*** Opening of Input ***
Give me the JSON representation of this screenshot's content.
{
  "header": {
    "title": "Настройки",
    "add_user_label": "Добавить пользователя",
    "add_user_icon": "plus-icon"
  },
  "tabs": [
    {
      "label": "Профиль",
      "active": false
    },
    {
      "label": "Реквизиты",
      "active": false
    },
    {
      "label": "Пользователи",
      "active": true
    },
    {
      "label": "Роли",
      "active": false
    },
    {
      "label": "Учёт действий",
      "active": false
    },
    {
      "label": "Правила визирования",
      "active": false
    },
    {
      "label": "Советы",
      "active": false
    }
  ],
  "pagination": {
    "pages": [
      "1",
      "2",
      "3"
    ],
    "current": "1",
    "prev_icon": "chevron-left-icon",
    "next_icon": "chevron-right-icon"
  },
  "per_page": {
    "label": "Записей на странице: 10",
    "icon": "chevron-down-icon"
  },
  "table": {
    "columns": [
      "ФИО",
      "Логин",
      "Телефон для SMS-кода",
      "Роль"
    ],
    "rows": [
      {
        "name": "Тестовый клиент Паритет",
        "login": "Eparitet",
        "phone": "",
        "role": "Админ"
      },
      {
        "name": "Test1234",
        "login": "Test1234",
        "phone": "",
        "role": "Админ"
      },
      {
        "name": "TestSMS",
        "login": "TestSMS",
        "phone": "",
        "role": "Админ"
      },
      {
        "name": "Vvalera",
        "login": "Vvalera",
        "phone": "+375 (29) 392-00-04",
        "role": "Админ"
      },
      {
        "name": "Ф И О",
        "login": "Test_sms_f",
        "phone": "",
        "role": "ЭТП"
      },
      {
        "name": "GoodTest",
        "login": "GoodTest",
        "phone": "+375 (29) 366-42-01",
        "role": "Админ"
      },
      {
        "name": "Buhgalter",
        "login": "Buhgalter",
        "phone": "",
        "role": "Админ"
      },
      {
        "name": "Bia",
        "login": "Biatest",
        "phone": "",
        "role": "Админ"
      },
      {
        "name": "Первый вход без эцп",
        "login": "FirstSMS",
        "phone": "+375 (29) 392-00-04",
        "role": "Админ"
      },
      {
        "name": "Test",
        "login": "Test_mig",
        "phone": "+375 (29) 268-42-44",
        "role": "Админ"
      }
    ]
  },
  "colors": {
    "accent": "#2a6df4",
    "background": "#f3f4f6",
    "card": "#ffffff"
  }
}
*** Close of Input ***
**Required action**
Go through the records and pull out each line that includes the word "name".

**Solved exercise**
        "name": "Тестовый клиент Паритет",
        "name": "Test1234",
        "name": "TestSMS",
        "name": "Vvalera",
        "name": "Ф И О",
        "name": "GoodTest",
        "name": "Buhgalter",
        "name": "Bia",
        "name": "Первый вход без эцп",
        "name": "Test",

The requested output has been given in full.